WORK INSTRUCTIONS
The entries should be given again so that each one matches the original exactly.

RECORDS SUPPLIED

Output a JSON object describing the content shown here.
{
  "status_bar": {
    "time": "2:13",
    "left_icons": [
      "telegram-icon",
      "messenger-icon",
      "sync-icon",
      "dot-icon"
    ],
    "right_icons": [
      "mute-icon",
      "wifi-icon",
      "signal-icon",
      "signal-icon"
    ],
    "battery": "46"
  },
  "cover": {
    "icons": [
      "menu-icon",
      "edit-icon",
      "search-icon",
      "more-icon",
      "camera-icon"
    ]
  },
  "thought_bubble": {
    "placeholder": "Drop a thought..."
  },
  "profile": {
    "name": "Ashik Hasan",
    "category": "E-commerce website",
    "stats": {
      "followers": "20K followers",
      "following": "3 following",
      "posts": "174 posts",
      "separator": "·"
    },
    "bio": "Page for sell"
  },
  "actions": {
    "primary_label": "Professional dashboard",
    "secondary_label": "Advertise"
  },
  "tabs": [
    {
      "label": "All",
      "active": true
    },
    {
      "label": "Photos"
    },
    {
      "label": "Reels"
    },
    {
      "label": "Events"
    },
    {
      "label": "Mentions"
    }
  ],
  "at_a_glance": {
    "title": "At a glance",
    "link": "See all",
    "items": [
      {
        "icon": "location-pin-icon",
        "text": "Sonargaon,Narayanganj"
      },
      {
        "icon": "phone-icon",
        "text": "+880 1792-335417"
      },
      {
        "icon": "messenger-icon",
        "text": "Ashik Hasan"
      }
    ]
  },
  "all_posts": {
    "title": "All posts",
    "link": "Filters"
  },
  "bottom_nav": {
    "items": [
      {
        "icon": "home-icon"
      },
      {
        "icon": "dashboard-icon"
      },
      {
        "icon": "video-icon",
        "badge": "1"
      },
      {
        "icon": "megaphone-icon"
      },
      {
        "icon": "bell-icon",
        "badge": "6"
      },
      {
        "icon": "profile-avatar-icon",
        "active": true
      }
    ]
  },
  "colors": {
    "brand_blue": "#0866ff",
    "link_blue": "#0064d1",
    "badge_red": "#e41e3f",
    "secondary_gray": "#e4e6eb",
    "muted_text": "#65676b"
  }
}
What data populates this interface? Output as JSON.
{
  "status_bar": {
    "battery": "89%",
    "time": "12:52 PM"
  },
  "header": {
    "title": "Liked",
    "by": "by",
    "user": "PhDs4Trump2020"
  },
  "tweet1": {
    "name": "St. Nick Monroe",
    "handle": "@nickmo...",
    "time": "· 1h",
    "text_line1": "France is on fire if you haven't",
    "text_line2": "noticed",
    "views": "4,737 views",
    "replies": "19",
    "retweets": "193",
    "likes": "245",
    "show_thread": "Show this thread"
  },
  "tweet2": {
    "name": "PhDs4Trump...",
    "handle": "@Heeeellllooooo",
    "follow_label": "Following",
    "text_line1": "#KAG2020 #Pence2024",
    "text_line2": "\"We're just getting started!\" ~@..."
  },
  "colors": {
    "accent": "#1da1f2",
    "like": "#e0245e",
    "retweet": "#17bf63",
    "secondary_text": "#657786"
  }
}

RESULT BELOW
Output a JSON object describing the content shown here.
{
  "status_bar": {
    "time": "2:13",
    "left_icons": [
      "telegram-icon",
      "messenger-icon",
      "sync-icon",
      "dot-icon"
    ],
    "right_icons": [
      "mute-icon",
      "wifi-icon",
      "signal-icon",
      "signal-icon"
    ],
    "battery": "46"
  },
  "cover": {
    "icons": [
      "menu-icon",
      "edit-icon",
      "search-icon",
      "more-icon",
      "camera-icon"
    ]
  },
  "thought_bubble": {
    "placeholder": "Drop a thought..."
  },
  "profile": {
    "name": "Ashik Hasan",
    "category": "E-commerce website",
    "stats": {
      "followers": "20K followers",
      "following": "3 following",
      "posts": "174 posts",
      "separator": "·"
    },
    "bio": "Page for sell"
  },
  "actions": {
    "primary_label": "Professional dashboard",
    "secondary_label": "Advertise"
  },
  "tabs": [
    {
      "label": "All",
      "active": true
    },
    {
      "label": "Photos"
    },
    {
      "label": "Reels"
    },
    {
      "label": "Events"
    },
    {
      "label": "Mentions"
    }
  ],
  "at_a_glance": {
    "title": "At a glance",
    "link": "See all",
    "items": [
      {
        "icon": "location-pin-icon",
        "text": "Sonargaon,Narayanganj"
      },
      {
        "icon": "phone-icon",
        "text": "+880 1792-335417"
      },
      {
        "icon": "messenger-icon",
        "text": "Ashik Hasan"
      }
    ]
  },
  "all_posts": {
    "title": "All posts",
    "link": "Filters"
  },
  "bottom_nav": {
    "items": [
      {
        "icon": "home-icon"
      },
      {
        "icon": "dashboard-icon"
      },
      {
        "icon": "video-icon",
        "badge": "1"
      },
      {
        "icon": "megaphone-icon"
      },
      {
        "icon": "bell-icon",
        "badge": "6"
      },
      {
        "icon": "profile-avatar-icon",
        "active": true
      }
    ]
  },
  "colors": {
    "brand_blue": "#0866ff",
    "link_blue": "#0064d1",
    "badge_red": "#e41e3f",
    "secondary_gray": "#e4e6eb",
    "muted_text": "#65676b"
  }
}
What data populates this interface? Output as JSON.
{
  "status_bar": {
    "battery": "89%",
    "time": "12:52 PM"
  },
  "header": {
    "title": "Liked",
    "by": "by",
    "user": "PhDs4Trump2020"
  },
  "tweet1": {
    "name": "St. Nick Monroe",
    "handle": "@nickmo...",
    "time": "· 1h",
    "text_line1": "France is on fire if you haven't",
    "text_line2": "noticed",
    "views": "4,737 views",
    "replies": "19",
    "retweets": "193",
    "likes": "245",
    "show_thread": "Show this thread"
  },
  "tweet2": {
    "name": "PhDs4Trump...",
    "handle": "@Heeeellllooooo",
    "follow_label": "Following",
    "text_line1": "#KAG2020 #Pence2024",
    "text_line2": "\"We're just getting started!\" ~@..."
  },
  "colors": {
    "accent": "#1da1f2",
    "like": "#e0245e",
    "retweet": "#17bf63",
    "secondary_text": "#657786"
  }
}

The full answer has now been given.